> _WHAT IS NEEDED_
Report each line from the data below that holds the word "folder".

> _SOURCE MATERIAL_

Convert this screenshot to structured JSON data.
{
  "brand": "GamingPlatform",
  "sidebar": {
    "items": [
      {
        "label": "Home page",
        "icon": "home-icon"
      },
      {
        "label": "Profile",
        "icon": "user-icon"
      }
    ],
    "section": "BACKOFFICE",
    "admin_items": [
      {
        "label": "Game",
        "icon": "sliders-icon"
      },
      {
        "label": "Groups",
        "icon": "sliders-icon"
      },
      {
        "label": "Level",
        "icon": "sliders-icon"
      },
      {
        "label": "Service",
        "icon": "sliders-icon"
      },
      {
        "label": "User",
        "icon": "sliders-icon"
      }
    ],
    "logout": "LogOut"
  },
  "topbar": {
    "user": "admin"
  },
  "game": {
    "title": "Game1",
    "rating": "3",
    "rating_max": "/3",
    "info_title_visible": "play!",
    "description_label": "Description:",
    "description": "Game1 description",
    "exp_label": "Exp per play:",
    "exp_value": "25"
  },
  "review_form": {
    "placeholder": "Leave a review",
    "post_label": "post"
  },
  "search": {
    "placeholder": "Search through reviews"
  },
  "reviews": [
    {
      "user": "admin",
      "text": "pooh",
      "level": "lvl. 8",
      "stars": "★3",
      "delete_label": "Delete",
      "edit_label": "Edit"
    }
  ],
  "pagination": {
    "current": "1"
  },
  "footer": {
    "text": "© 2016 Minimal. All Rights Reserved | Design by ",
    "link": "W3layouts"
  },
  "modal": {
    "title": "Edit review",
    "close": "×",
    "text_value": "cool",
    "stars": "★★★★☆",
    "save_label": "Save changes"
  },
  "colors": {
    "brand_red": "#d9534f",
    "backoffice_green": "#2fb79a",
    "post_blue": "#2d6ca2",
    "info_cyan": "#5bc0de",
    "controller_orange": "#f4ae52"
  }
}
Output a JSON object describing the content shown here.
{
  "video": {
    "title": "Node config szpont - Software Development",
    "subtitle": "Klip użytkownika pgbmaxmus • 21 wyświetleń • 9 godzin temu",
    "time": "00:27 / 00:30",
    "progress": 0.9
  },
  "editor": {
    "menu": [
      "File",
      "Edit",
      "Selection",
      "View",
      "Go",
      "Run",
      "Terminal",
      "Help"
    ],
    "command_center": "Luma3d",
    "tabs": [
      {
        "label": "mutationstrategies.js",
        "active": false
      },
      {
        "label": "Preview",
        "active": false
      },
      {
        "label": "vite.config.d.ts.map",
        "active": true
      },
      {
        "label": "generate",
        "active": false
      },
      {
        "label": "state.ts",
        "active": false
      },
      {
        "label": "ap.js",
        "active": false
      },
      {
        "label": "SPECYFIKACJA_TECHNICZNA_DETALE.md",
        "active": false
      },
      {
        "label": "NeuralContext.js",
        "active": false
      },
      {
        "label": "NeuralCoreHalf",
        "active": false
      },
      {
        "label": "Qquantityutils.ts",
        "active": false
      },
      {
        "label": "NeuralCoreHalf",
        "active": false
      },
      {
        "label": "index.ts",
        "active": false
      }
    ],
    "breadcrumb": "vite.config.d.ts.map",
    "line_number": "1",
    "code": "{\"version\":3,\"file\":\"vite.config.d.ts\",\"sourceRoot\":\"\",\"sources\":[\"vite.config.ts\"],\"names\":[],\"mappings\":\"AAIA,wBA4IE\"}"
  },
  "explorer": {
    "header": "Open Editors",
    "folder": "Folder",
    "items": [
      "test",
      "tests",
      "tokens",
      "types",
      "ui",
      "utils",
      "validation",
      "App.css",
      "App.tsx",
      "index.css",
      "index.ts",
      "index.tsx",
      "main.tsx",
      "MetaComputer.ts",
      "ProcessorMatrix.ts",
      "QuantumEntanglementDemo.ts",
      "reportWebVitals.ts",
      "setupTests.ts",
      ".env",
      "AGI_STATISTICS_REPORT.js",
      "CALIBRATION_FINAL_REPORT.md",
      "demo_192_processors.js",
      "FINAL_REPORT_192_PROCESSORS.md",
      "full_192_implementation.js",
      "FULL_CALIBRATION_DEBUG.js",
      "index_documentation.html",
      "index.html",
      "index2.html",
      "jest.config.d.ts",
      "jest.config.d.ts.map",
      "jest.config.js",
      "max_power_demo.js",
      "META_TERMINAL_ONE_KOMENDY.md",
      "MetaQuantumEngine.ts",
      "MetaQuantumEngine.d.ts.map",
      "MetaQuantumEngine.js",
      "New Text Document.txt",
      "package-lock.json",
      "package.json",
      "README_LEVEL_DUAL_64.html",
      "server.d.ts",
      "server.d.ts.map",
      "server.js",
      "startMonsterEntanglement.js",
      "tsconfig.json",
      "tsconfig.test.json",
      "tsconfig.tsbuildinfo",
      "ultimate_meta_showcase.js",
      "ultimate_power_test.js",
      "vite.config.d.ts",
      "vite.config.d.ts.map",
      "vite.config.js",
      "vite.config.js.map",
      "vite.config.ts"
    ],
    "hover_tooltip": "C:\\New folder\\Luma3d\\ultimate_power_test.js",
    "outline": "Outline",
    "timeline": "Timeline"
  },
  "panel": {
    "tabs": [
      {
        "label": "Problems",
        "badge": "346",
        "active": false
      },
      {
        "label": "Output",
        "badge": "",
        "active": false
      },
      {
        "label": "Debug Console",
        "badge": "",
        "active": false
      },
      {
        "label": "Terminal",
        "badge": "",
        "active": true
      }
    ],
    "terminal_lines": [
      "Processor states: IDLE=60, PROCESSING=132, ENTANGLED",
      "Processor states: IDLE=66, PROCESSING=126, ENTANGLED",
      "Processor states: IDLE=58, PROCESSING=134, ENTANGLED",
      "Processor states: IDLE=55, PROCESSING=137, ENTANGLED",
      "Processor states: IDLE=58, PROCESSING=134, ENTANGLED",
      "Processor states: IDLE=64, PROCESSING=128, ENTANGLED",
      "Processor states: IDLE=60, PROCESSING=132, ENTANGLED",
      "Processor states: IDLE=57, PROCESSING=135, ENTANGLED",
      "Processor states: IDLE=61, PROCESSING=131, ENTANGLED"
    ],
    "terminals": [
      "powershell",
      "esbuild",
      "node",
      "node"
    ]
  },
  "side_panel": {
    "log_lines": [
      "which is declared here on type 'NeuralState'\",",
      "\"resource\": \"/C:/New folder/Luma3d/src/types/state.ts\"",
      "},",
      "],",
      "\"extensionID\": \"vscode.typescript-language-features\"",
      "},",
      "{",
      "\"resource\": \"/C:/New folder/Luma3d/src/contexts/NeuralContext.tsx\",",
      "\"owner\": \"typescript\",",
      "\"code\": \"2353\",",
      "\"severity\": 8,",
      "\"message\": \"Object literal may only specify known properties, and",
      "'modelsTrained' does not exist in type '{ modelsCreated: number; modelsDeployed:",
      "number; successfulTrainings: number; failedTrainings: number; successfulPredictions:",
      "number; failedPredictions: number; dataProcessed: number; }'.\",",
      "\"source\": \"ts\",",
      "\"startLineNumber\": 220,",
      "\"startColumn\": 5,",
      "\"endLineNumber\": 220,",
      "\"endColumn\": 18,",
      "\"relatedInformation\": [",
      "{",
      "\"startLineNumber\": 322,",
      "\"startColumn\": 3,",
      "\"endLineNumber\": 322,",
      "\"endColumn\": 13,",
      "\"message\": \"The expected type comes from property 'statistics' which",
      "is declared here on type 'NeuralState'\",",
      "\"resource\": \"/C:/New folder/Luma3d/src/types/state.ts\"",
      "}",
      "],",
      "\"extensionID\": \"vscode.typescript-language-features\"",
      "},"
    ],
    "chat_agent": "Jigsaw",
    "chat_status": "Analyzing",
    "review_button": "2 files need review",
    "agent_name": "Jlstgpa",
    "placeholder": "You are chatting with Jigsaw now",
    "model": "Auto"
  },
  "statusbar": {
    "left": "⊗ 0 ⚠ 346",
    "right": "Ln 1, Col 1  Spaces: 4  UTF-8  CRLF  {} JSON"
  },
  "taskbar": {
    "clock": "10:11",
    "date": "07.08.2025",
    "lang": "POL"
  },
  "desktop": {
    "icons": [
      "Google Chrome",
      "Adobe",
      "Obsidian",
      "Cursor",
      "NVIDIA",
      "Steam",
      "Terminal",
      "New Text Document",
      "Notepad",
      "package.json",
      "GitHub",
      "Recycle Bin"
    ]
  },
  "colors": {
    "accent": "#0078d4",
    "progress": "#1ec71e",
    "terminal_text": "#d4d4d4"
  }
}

> _RESULT BELOW_
    "folder": "Folder",
    "hover_tooltip": "C:\\New folder\\Luma3d\\ultimate_power_test.js",
      "\"resource\": \"/C:/New folder/Luma3d/src/types/state.ts\"",
      "\"resource\": \"/C:/New folder/Luma3d/src/contexts/NeuralContext.tsx\",",
      "\"resource\": \"/C:/New folder/Luma3d/src/types/state.ts\"",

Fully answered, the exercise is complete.